For notecards, key chains, and photos on canvas, visit or
lichen website

The Butterfly Pavilion

August 28, 2014

The Butterfly Pavilion
6252 West 104th Ave.
Westminster, CO 80020

hours: 9am-5pm, closed Thanksgiving and Christmas

prices: adults=$9.50, Westminster residents and seniors=$7.50, children(2-12)=$6.50, children<2=FREE

The forecast called for showers throughout the day, so Tanya and I chose to visit The Butterfly Pavillion for an indoor activity. The Butterfly Pavillion calls itself "a zoo of small wonders and BIG experience" and boasts over 5,ooo animals. While the majority of animals are butterflies that fly free in a humid dome, the small facility also includes a variety of other creatures to admire.

The entry hall led us to the first room which featured bugs, spiders, and bees. We looked beetles, cockroaches, scorpions, stickbugs and trantulas from around the world with the highlight being Rosie. Rosie was a tarantula that crawled on a zoo keeper's hands. Tanya and I had pepper the young lady with multiple questions before we allowed Rosie to crawl on our hands. First, we wanted to know what it would feel like. "Q-tips," she responded. Just looking at the hairy spider sent chills through my spine.
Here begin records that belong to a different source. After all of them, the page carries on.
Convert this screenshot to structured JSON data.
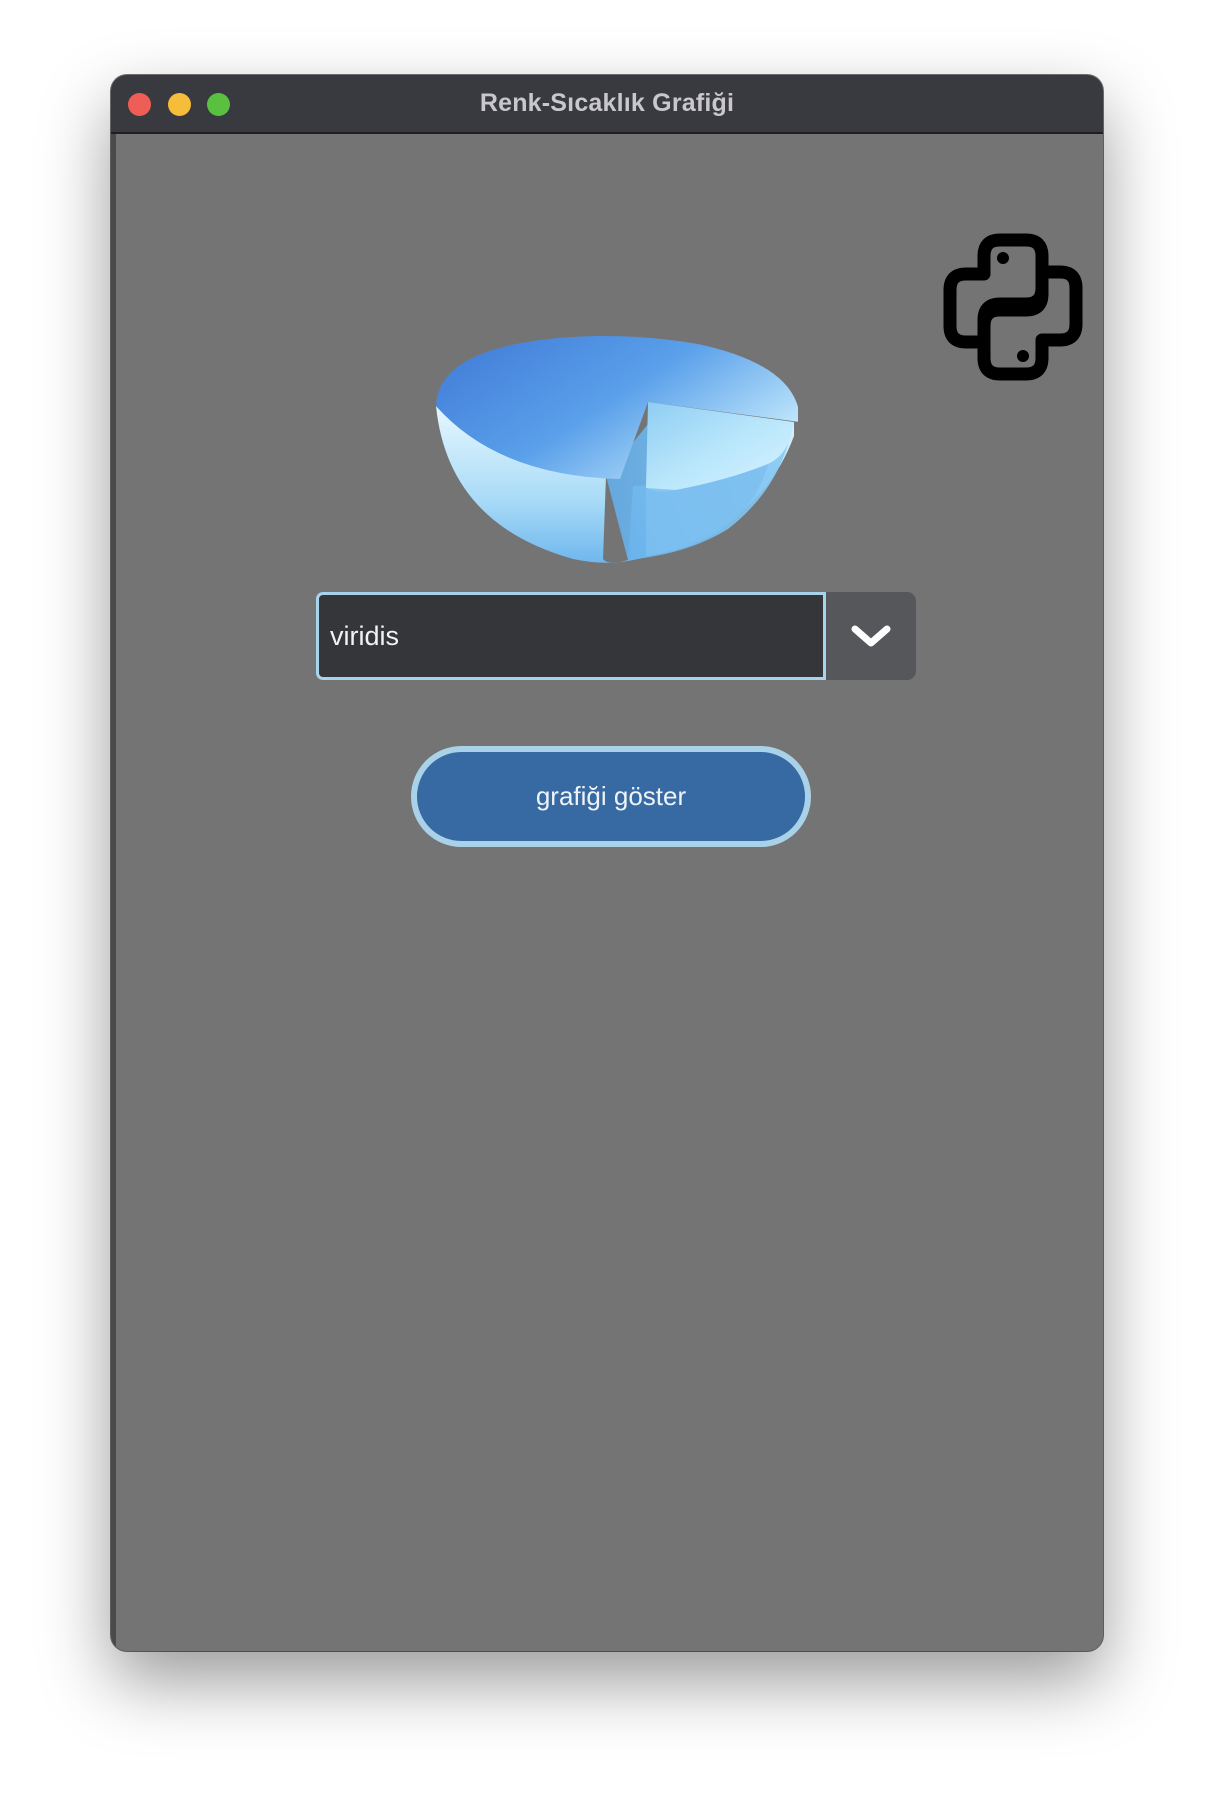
{
  "window": {
    "title": "Renk-Sıcaklık Grafiği",
    "controls": [
      "close-icon",
      "minimize-icon",
      "maximize-icon"
    ]
  },
  "header": {
    "logo_icon": "python-logo-icon",
    "illustration_icon": "pie-chart-icon"
  },
  "colormap_select": {
    "value": "viridis",
    "dropdown_icon": "chevron-down-icon"
  },
  "actions": {
    "show_chart_label": "grafiği göster"
  },
  "colors": {
    "window_bg": "#747474",
    "titlebar_bg": "#393940",
    "accent_button": "#3769a2",
    "focus_border": "#a8d3ec"
  }
}
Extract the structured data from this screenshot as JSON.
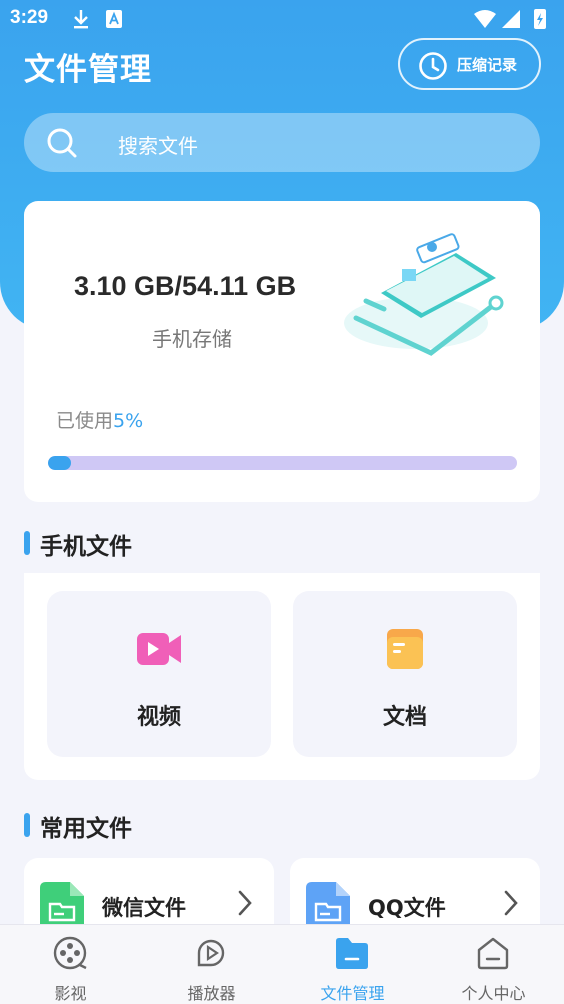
{
  "status_bar": {
    "time": "3:29"
  },
  "header": {
    "title": "文件管理",
    "history_button_label": "压缩记录"
  },
  "search": {
    "placeholder": "搜索文件"
  },
  "storage": {
    "amount": "3.10 GB/54.11 GB",
    "label": "手机存储",
    "used_prefix": "已使用",
    "used_percent_text": "5%",
    "used_fraction": 0.05
  },
  "phone_files": {
    "title": "手机文件",
    "tiles": [
      {
        "label": "视频",
        "icon": "video-icon"
      },
      {
        "label": "文档",
        "icon": "document-icon"
      }
    ]
  },
  "common_files": {
    "title": "常用文件",
    "items": [
      {
        "label": "微信文件",
        "icon": "wechat-file-icon"
      },
      {
        "label": "QQ文件",
        "icon": "qq-file-icon"
      }
    ]
  },
  "bottom_nav": {
    "items": [
      {
        "label": "影视",
        "icon": "film-reel-icon"
      },
      {
        "label": "播放器",
        "icon": "play-icon"
      },
      {
        "label": "文件管理",
        "icon": "folder-icon"
      },
      {
        "label": "个人中心",
        "icon": "home-icon"
      }
    ],
    "active_index": 2
  },
  "colors": {
    "accent": "#3aa3ee",
    "progress_track": "#cfc8f5",
    "background": "#f3f4fb"
  }
}
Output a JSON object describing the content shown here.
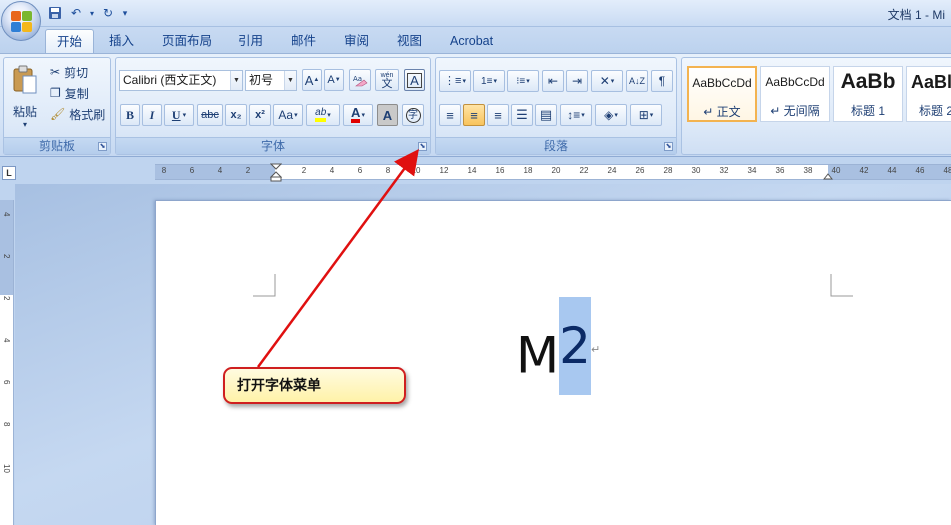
{
  "window": {
    "title": "文档 1 - Mi"
  },
  "qat": {
    "save": "save-icon",
    "undo": "↶",
    "redo": "↻",
    "customize": "▾"
  },
  "tabs": [
    "开始",
    "插入",
    "页面布局",
    "引用",
    "邮件",
    "审阅",
    "视图",
    "Acrobat"
  ],
  "clipboard": {
    "paste_label": "粘贴",
    "cut_label": "剪切",
    "copy_label": "复制",
    "painter_label": "格式刷",
    "group_label": "剪贴板"
  },
  "font": {
    "name": "Calibri (西文正文)",
    "size": "初号",
    "grow": "A",
    "shrink": "A",
    "phonetic": "wén",
    "char_border": "A",
    "bold": "B",
    "italic": "I",
    "underline": "U",
    "strike": "abc",
    "subscript": "x₂",
    "superscript": "x²",
    "case": "Aa",
    "highlight": "ab",
    "color": "A",
    "shading": "A",
    "enclose": "字",
    "group_label": "字体",
    "highlight_color": "#ffff00",
    "font_color": "#e00000"
  },
  "paragraph": {
    "group_label": "段落"
  },
  "styles": [
    {
      "sample": "AaBbCcDd",
      "name": "↵ 正文"
    },
    {
      "sample": "AaBbCcDd",
      "name": "↵ 无间隔"
    },
    {
      "sample": "AaBb",
      "name": "标题 1"
    },
    {
      "sample": "AaBl",
      "name": "标题 2"
    }
  ],
  "ruler": {
    "left_numbers": [
      "8",
      "6",
      "4",
      "2"
    ],
    "right_numbers": [
      "2",
      "4",
      "6",
      "8",
      "10",
      "12",
      "14",
      "16",
      "18",
      "20",
      "22",
      "24",
      "26",
      "28",
      "30",
      "32",
      "34",
      "36",
      "38",
      "40",
      "42",
      "44",
      "46",
      "48"
    ],
    "vertical_numbers": [
      "4",
      "2",
      "2",
      "4",
      "6",
      "8",
      "10"
    ],
    "corner": "L"
  },
  "document": {
    "text_plain": "M",
    "text_selected": "2",
    "para_mark": "↵"
  },
  "annotation": {
    "callout_text": "打开字体菜单",
    "color": "#e01010"
  }
}
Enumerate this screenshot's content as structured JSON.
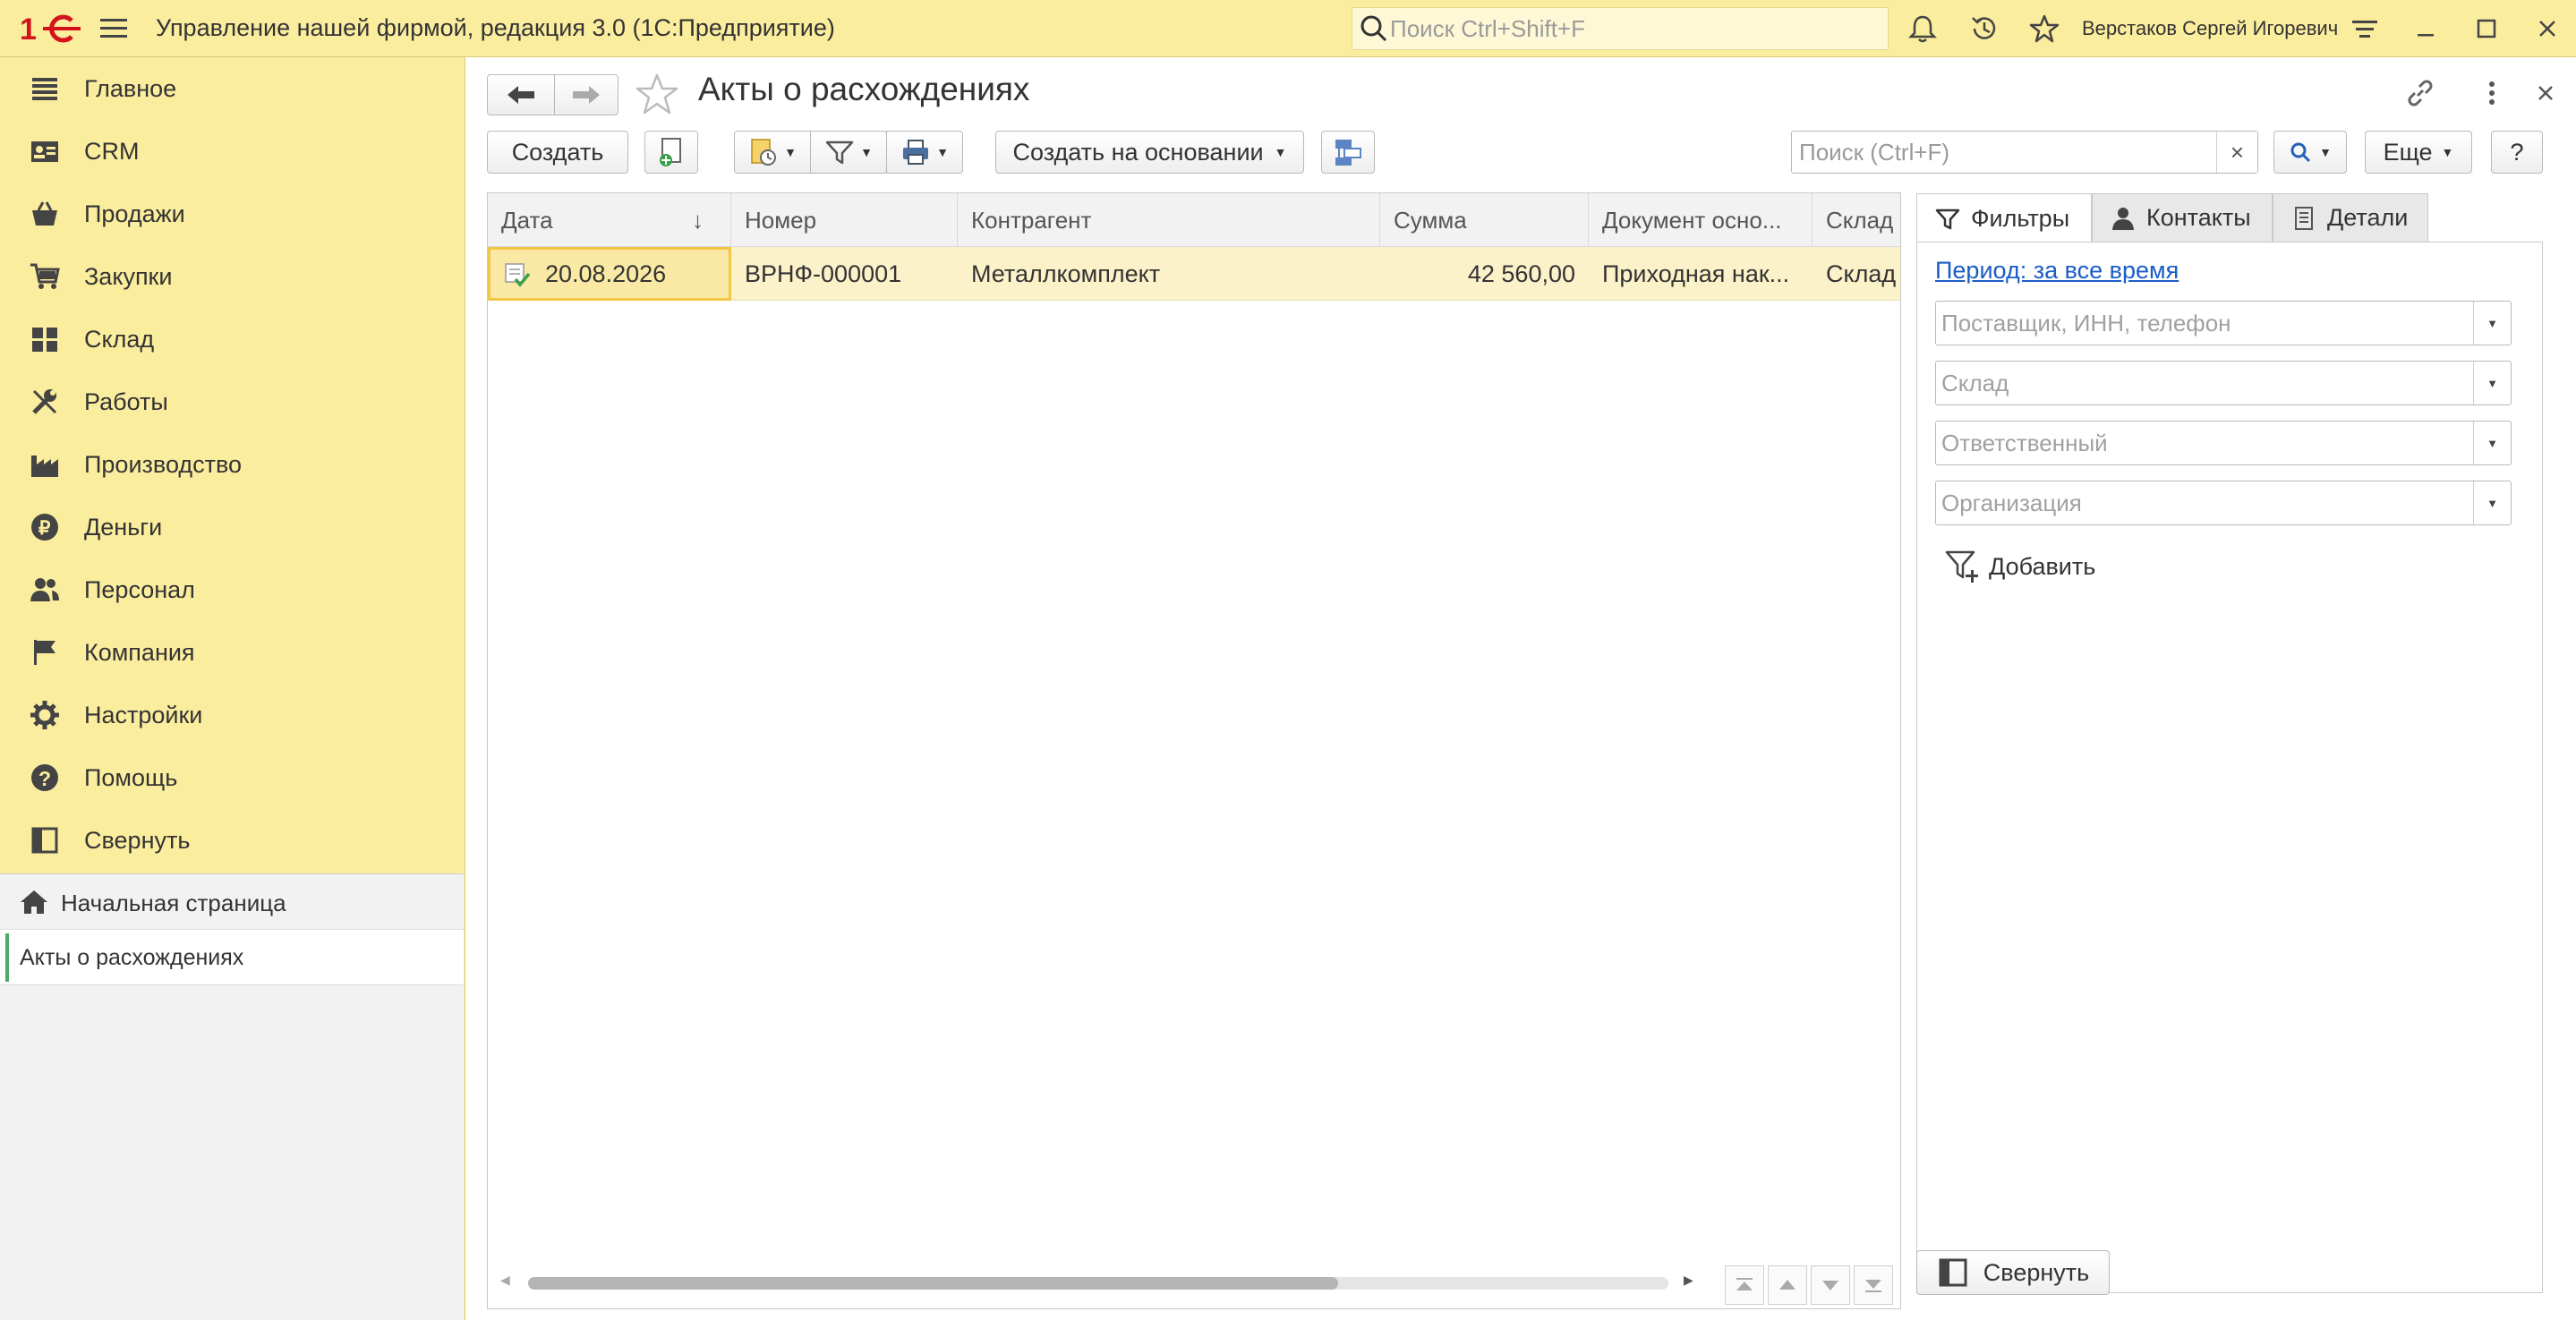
{
  "app": {
    "title": "Управление нашей фирмой, редакция 3.0  (1С:Предприятие)",
    "search_placeholder": "Поиск Ctrl+Shift+F",
    "user_name": "Верстаков Сергей Игоревич",
    "icons": [
      "1c-logo-icon",
      "menu-icon",
      "search-icon",
      "bell-icon",
      "history-icon",
      "star-icon",
      "settings-lines-icon",
      "minimize-icon",
      "maximize-icon",
      "close-icon"
    ]
  },
  "sidebar": {
    "items": [
      {
        "label": "Главное",
        "icon": "menu-lines-icon"
      },
      {
        "label": "CRM",
        "icon": "crm-card-icon"
      },
      {
        "label": "Продажи",
        "icon": "basket-icon"
      },
      {
        "label": "Закупки",
        "icon": "cart-icon"
      },
      {
        "label": "Склад",
        "icon": "warehouse-icon"
      },
      {
        "label": "Работы",
        "icon": "tools-icon"
      },
      {
        "label": "Производство",
        "icon": "factory-icon"
      },
      {
        "label": "Деньги",
        "icon": "ruble-icon"
      },
      {
        "label": "Персонал",
        "icon": "people-icon"
      },
      {
        "label": "Компания",
        "icon": "flag-icon"
      },
      {
        "label": "Настройки",
        "icon": "gear-icon"
      },
      {
        "label": "Помощь",
        "icon": "help-icon"
      },
      {
        "label": "Свернуть",
        "icon": "collapse-panel-icon"
      }
    ],
    "open_pages": {
      "home": "Начальная страница",
      "current": "Акты о расхождениях"
    }
  },
  "form": {
    "title": "Акты о расхождениях",
    "toolbar": {
      "create_label": "Создать",
      "create_based_label": "Создать на основании",
      "more_label": "Еще",
      "help_label": "?",
      "search_placeholder": "Поиск (Ctrl+F)",
      "clear_label": "×"
    },
    "table": {
      "columns": [
        "Дата",
        "Номер",
        "Контрагент",
        "Сумма",
        "Документ осно...",
        "Склад"
      ],
      "sort_indicator": "↓",
      "rows": [
        {
          "date": "20.08.2026",
          "number": "ВРНФ-000001",
          "counterparty": "Металлкомплект",
          "amount": "42 560,00",
          "base_document": "Приходная нак...",
          "warehouse": "Склад"
        }
      ],
      "scroll_position": 0.71
    },
    "panel": {
      "tabs": [
        {
          "label": "Фильтры",
          "icon": "filter-icon",
          "active": true
        },
        {
          "label": "Контакты",
          "icon": "person-icon",
          "active": false
        },
        {
          "label": "Детали",
          "icon": "details-icon",
          "active": false
        }
      ],
      "period_link": "Период: за все время",
      "filters": [
        {
          "placeholder": "Поставщик, ИНН, телефон"
        },
        {
          "placeholder": "Склад"
        },
        {
          "placeholder": "Ответственный"
        },
        {
          "placeholder": "Организация"
        }
      ],
      "add_filter_label": "Добавить",
      "collapse_label": "Свернуть"
    }
  },
  "colors": {
    "chrome_yellow": "#fbed9e",
    "row_selected": "#fcf2c9",
    "cell_focus_border": "#f2c744",
    "link_blue": "#1a5cc8",
    "accent_green": "#4fa868",
    "logo_red": "#d3121b"
  }
}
I expressed my fear that I might fling her across the room when she touched me. The young zoo keeper assured us that she would hold our hands. After much convincing, we faced our fear. Despite Rosie being the size of our hand, she hardly weighed a thing! It was so cool, and we even earned a sticker for holding her.


We moved from the bug room, to the room of sea creatures. Though the room was small and featured approximately eight aquariums and two touching pools, I could have stayed in this area for an hour, probably due to my fascination with underwater sea life. As much as I have been SCUBA diving, I was surprised to see such a unique collection of sea life, some species of which I have never seen.

I loved the Fiddler Crab which lives in mangroves on land and not in the water. The male is identified by its large pincer that it waves to court females. Each crab had a tiny pincer it ate with and another large one to attract the females! The aquariums also featured upside down jellyfish, colorful Halloween crabs, amazing sea anemones and corals (many of which were new to me), as well as sea stars and horse shoe crabs to touch.

We moved from the cool, rectangular rooms to the butterfly pavilion which was humid like a rainforest. Orchids and hibiscus along with a selection of blooming flowers attracted countless butterflies. Many flitted one flower to the next. Others perched quietly on trees, vines, and even plates of fruit from which they fed. At first, we walked along the curving sidewalk, spun around, and pointed at the colorful insects as they glided around us. Then we simply stood still and stared into an area. It was amazing how many we could find camouflaged on a tree. Two of them even landed on Tanya.

Signs posted in the gardens reminded us of the life cycle of the butterfly. A butterfly’s egg, generally the size of a period punctuating a sentence lasts for two weeks before it enters the larval stage. The larva, also known as a caterpillar, lasts two to eight weeks before it enters into the pupal stage. The pupal stage is two to four weeks long before the butterfly emerges. A sign describing a few species of butterflies was also posted, though a more descriptive pamphlet to help identify these delicate creatures was available at check in for a $1.

From the gardens, we visited an interactive maze for kids which tested their knowledge on the rainforests and butterfly farms. Every week, the butterfly pavilion buys 600 to 1,000 pupa from butterfly farms located around the world! We learned all sorts of facts about butterflies, including their eating habits and reasons why butterflies lay their eggs on certain plants.

I found the exhibits to be well done and informative and the gift shop was extensive. We spent approximately 2 hours at the facility, from 10:30-12:30 on a week day and shared it with many toddlers. It would be a good place for a kid’s birthday. The Butterfly Pavilion also hosts events such as yoga and “Hoppy Hour” and has a ballroom for any type of corporate meeting space. For more information including membership, visit ETB

For notecards, key chains, or photos on canvas, visit or
great spangled fritillary website copy